torso, without which full oxygenation of the blood, and therefore
general health, is impossible; if they will sternly forbid tight
stays, high heels, and all which interferes with free growth and
free motion; if they will consider carefully all which has been
written on the "half-time system" by Mr. Chadwick and others; and
accept the certain physical law that, in order to renovate the
brain day by day, the growing creature must have plenty of fresh
air and play, and that the child who learns for four hours and
plays for four hours, will learn more, and learn it more easily,
than the child who learns for the whole eight hours; if, in short,
they will teach girls not merely to understand the Greek tongue,
|The second excerpt represents the present or the deciding factor of the moment, and is drawn from Inaugural Address by John F. Kennedy:
and now officially re-released on November 22, 1993--
on the 30th anniversary of his assassination.
***The Project Gutenberg Etext of Kennedy's Inaugural Address**
JFK's Inaugural Address, January 20, 1961, 12:11 EST
We observe today not a victory of party but a celebration of freedom. . .
symbolizing an end as well as a beginning. . .signifying renewal
as well as change for I have sworn before you and Almighty God
the same solemn oath our forbears prescribed nearly a century
and three-quarters ago.
The world is very different now, for man holds in his mortal hands
|The third excerpt represents the future or something you must embrace, and is drawn from The Reef by Edith Wharton:
pinks and crimsons smouldered, but a peacock strutting in

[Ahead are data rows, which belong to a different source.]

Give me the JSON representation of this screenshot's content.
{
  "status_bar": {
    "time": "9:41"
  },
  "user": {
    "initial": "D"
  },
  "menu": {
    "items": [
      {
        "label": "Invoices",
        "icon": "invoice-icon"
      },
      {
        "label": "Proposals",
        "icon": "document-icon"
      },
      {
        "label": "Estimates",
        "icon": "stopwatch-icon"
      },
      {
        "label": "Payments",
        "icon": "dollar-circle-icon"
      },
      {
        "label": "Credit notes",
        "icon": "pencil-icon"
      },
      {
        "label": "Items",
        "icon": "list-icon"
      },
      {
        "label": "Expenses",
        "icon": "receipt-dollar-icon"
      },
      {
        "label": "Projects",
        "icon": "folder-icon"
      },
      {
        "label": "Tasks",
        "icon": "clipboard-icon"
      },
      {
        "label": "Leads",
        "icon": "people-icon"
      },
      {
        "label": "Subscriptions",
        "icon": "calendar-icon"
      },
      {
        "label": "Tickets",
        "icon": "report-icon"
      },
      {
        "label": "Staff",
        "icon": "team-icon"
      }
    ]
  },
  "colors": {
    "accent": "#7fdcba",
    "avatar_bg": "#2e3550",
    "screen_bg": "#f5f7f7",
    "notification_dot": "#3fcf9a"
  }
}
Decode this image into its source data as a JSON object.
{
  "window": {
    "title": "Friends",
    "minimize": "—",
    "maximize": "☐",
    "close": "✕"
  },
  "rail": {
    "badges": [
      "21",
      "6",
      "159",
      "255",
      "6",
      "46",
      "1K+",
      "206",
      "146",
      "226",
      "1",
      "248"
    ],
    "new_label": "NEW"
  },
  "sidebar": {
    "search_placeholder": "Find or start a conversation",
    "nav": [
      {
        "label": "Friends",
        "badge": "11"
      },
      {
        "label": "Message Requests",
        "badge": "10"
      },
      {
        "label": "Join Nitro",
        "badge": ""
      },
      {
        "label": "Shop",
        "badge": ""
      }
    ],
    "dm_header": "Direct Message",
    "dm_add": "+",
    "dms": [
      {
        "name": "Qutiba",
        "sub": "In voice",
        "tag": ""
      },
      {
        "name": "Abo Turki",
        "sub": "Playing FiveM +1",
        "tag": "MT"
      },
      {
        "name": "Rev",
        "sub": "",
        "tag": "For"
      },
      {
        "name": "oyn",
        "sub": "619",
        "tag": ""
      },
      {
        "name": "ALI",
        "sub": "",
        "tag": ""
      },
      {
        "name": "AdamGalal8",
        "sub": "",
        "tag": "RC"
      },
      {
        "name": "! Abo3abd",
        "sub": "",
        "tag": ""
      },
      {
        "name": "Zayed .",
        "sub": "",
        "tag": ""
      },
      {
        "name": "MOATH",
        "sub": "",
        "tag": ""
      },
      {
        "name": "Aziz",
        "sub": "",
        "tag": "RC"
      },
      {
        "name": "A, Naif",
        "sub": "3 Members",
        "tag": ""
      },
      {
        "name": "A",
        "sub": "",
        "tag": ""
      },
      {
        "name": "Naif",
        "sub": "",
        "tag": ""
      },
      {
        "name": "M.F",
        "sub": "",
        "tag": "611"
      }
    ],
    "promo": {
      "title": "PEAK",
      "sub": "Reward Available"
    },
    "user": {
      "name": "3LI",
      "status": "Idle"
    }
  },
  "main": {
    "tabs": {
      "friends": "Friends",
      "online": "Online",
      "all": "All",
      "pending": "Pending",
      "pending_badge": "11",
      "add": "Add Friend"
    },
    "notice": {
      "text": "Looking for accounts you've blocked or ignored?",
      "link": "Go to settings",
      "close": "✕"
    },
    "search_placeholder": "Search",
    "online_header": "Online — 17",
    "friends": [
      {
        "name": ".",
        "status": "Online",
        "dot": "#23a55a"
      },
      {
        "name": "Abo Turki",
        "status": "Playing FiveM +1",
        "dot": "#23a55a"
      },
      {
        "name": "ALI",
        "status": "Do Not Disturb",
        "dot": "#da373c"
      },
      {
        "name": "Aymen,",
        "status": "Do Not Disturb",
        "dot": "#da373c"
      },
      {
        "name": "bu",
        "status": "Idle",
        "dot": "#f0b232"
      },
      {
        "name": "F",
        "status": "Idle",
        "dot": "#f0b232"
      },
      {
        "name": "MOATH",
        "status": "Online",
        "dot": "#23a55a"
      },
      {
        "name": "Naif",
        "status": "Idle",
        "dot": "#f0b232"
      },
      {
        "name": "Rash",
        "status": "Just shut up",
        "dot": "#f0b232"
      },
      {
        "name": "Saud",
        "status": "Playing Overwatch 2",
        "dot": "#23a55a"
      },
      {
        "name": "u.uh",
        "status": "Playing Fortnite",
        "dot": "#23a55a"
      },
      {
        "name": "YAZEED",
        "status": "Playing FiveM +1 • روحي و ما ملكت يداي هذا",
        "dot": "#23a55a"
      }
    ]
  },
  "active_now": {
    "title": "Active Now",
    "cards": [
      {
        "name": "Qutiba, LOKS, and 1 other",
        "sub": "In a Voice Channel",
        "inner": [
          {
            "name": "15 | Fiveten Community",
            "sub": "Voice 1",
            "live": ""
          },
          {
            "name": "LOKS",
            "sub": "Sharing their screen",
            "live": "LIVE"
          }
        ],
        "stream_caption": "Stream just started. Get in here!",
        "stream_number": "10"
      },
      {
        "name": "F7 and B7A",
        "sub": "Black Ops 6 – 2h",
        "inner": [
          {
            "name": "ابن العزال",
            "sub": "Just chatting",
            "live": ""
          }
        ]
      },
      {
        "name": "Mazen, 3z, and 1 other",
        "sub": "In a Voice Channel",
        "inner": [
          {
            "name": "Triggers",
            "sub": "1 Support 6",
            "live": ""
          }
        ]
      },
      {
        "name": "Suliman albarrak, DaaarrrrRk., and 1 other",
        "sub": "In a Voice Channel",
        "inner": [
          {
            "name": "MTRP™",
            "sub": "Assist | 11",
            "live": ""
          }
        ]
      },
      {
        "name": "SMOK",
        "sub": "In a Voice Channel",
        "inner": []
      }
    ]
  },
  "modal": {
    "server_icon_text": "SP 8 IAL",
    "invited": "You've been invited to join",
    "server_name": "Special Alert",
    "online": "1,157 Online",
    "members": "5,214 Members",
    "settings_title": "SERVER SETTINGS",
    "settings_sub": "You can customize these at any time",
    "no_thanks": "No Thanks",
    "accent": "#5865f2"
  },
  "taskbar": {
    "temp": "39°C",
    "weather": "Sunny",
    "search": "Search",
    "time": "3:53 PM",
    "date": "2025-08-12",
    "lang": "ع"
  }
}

the sun seemed to have gathered into his out-spread fan all
the summer glories of the place.
In Mrs. Leath's hand was the letter which had opened her
eyes to these things, and a smile rose to her lips at the
mere feeling of the paper between her fingers. The thrill it
sent through her gave a keener edge to every sense. She
felt, saw, breathed the shining world as though a thin
impenetrable veil had suddenly been removed from it.
Just such a veil, she now perceived, had always hung between
herself and life. It had been like the stage gauze which